(GIVEN RECORDS Opens)
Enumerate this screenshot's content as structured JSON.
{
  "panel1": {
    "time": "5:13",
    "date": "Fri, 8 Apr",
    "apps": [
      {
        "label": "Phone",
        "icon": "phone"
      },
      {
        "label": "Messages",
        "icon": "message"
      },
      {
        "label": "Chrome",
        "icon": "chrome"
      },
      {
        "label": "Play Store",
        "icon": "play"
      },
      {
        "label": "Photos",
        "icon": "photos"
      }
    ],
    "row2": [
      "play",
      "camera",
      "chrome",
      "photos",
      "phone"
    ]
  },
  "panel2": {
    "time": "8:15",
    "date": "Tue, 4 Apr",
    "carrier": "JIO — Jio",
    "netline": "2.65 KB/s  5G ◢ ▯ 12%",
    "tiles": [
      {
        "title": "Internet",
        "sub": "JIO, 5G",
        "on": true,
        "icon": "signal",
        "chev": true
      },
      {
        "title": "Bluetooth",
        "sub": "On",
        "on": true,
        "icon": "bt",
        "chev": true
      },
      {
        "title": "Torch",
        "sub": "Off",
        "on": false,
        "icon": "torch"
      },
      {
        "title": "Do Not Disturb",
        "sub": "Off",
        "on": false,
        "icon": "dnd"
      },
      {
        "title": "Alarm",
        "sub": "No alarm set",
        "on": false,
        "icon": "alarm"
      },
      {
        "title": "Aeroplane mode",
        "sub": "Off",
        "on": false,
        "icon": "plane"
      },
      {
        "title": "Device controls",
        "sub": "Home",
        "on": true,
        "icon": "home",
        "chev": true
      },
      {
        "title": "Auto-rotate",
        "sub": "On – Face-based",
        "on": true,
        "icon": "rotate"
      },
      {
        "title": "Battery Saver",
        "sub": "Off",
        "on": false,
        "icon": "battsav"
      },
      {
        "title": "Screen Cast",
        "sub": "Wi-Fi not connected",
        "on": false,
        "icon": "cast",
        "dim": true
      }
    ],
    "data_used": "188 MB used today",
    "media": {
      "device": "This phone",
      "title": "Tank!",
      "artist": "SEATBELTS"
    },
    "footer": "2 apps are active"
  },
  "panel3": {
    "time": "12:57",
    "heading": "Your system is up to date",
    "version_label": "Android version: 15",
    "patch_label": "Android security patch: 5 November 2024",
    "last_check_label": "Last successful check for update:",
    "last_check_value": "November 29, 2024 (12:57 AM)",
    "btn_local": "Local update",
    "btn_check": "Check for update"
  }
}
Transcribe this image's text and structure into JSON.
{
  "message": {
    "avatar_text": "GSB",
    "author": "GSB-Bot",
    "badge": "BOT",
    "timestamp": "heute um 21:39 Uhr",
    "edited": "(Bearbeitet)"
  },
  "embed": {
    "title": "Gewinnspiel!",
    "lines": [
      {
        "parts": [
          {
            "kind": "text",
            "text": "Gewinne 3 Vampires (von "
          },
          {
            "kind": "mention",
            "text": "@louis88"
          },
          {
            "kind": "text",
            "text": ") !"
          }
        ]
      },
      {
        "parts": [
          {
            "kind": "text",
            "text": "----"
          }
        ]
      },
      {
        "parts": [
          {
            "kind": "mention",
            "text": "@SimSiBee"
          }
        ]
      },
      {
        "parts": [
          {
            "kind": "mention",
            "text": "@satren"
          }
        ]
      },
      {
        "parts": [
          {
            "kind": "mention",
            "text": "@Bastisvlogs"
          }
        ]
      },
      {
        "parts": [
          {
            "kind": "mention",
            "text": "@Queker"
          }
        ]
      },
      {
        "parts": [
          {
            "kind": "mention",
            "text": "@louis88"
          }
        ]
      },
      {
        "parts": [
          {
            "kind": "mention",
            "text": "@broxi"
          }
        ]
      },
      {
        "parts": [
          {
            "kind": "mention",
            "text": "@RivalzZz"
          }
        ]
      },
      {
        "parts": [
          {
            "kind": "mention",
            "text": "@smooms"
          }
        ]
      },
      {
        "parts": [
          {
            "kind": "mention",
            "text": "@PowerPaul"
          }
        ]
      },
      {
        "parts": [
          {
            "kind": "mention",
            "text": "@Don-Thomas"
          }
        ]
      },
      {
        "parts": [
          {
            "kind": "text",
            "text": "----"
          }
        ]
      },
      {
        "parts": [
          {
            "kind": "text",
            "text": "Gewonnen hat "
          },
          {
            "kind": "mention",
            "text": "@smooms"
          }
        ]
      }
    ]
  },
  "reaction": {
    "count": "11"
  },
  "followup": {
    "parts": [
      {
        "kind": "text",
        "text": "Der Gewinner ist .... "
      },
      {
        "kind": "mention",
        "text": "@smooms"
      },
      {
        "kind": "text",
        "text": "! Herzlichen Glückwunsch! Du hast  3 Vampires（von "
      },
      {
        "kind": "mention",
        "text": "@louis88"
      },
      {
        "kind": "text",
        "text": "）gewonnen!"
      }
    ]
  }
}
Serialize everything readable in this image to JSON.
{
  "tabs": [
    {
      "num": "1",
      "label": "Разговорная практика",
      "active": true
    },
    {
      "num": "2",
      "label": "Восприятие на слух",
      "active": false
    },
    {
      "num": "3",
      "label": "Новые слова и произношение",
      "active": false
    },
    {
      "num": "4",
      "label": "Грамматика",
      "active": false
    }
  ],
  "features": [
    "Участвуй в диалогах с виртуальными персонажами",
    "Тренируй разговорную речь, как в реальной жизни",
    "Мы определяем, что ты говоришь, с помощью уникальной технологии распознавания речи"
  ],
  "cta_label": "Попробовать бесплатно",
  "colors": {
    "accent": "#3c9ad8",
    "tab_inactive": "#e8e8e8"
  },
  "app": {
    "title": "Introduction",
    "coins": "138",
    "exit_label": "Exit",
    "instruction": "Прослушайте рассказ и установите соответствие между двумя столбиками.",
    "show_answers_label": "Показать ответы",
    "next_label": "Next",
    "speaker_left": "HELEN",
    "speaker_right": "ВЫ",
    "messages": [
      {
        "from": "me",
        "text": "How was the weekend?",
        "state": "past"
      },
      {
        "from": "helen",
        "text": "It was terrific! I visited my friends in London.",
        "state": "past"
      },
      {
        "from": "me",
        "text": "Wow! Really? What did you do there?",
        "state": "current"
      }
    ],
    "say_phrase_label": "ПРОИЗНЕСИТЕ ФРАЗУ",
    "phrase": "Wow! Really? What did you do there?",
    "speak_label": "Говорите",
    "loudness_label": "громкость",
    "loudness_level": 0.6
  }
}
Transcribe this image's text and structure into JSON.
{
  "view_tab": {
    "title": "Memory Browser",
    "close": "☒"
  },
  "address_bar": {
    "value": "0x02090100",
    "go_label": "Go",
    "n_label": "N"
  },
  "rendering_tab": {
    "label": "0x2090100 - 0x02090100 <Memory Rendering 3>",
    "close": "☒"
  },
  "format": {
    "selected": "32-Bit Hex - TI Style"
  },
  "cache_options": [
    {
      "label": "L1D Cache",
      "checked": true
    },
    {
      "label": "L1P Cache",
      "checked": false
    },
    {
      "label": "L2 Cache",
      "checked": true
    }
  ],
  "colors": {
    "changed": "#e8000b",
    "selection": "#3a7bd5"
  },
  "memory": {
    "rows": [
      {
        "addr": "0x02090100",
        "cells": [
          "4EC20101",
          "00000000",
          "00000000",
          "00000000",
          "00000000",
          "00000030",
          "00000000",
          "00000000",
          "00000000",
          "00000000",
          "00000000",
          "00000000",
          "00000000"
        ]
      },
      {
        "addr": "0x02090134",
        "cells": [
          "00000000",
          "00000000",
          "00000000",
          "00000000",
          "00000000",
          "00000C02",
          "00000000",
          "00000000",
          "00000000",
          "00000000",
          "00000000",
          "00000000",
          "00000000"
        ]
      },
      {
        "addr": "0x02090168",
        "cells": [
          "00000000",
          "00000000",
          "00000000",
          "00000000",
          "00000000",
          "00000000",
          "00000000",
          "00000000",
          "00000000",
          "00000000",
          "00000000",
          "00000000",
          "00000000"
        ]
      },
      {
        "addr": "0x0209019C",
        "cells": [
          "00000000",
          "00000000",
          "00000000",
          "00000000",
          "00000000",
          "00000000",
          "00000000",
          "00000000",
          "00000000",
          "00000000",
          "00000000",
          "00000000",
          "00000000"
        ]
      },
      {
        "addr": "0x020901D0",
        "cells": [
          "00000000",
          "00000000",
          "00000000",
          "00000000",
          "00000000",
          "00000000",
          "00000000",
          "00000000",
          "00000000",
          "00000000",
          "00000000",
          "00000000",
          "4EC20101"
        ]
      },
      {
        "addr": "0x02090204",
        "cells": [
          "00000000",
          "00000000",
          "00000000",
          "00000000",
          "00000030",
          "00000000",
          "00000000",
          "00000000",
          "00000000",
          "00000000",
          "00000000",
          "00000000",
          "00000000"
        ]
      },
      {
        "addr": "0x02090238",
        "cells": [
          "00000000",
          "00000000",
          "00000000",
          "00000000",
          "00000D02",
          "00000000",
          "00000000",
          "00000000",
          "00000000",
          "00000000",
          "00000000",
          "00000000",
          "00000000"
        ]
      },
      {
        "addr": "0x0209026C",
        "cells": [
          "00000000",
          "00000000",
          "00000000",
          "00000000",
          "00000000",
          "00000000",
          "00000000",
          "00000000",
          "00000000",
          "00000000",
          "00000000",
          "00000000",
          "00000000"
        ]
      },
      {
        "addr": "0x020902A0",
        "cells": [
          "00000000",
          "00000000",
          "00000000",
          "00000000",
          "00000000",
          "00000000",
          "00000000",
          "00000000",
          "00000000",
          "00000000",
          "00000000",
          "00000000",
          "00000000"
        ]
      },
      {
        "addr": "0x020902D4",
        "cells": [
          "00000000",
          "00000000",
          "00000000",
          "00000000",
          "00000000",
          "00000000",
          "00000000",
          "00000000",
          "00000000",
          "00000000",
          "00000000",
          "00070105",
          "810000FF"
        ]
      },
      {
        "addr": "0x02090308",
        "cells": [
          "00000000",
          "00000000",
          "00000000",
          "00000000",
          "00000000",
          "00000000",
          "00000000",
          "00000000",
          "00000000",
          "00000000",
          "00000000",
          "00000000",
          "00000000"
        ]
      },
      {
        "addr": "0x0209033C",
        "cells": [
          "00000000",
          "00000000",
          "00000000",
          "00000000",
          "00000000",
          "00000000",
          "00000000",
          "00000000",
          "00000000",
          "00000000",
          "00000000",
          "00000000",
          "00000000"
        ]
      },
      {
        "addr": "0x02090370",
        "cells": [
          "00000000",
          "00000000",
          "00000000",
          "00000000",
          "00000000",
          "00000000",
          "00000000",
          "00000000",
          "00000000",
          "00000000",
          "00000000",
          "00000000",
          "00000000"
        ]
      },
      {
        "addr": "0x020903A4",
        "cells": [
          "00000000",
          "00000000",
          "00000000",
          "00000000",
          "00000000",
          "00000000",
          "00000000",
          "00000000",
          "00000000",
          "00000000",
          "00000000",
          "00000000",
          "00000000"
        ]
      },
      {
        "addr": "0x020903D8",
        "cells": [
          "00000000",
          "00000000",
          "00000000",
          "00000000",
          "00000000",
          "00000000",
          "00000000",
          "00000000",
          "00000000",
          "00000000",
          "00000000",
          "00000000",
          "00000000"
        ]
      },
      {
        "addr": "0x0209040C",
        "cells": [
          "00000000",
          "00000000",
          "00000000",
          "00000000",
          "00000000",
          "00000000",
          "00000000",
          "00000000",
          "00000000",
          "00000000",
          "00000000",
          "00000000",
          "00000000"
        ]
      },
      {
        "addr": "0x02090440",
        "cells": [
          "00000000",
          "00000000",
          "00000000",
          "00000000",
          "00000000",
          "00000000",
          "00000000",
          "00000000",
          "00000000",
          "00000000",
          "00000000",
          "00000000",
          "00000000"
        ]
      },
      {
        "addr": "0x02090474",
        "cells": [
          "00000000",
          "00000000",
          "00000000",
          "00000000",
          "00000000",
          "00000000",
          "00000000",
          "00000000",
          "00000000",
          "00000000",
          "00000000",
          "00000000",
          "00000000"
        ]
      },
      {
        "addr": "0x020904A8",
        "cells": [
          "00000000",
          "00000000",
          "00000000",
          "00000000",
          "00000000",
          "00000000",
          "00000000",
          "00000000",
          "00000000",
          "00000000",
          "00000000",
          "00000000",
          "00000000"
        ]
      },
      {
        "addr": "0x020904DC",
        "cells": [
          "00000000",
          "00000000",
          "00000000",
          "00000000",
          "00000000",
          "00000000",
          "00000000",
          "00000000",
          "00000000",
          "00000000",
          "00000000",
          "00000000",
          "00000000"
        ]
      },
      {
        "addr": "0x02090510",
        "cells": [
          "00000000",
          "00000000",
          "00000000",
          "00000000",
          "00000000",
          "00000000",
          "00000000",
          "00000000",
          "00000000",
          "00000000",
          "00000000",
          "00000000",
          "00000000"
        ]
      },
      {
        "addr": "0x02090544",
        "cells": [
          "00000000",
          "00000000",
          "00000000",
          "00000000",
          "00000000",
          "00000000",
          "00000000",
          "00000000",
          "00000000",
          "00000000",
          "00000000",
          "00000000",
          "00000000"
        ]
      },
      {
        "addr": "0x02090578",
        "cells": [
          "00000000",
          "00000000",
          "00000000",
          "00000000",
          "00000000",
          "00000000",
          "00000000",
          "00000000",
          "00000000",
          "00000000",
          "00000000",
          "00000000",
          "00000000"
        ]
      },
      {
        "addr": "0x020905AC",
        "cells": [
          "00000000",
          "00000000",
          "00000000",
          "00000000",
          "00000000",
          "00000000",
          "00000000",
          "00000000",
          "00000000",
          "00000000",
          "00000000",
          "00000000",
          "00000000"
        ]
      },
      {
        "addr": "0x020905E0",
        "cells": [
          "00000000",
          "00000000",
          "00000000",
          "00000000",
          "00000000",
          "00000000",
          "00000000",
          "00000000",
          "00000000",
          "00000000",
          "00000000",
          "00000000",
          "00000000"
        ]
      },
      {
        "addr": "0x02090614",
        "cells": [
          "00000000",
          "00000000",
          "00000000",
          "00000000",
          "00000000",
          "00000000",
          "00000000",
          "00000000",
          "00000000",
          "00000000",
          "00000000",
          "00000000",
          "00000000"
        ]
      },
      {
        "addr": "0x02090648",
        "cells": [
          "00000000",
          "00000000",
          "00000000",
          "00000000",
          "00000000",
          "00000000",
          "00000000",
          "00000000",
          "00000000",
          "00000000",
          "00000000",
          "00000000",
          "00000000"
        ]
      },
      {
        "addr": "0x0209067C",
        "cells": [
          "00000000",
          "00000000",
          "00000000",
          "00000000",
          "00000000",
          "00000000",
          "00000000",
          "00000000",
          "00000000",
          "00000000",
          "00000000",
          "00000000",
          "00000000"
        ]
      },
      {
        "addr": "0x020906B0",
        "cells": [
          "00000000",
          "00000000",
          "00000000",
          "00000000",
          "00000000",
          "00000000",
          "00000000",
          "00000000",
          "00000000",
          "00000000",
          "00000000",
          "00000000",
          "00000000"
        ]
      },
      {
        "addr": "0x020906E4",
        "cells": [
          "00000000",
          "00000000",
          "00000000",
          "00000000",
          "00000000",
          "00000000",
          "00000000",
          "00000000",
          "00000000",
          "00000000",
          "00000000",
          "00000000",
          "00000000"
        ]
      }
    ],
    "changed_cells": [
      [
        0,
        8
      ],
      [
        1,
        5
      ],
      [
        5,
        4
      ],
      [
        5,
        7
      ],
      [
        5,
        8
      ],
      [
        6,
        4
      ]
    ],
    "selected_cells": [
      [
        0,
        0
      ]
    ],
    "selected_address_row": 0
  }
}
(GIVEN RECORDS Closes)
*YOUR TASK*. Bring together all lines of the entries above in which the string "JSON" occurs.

*TASK RESPONSE*.
Enumerate this screenshot's content as structured JSON.
Transcribe this image's text and structure into JSON.
Serialize everything readable in this image to JSON.
Transcribe this image's text and structure into JSON.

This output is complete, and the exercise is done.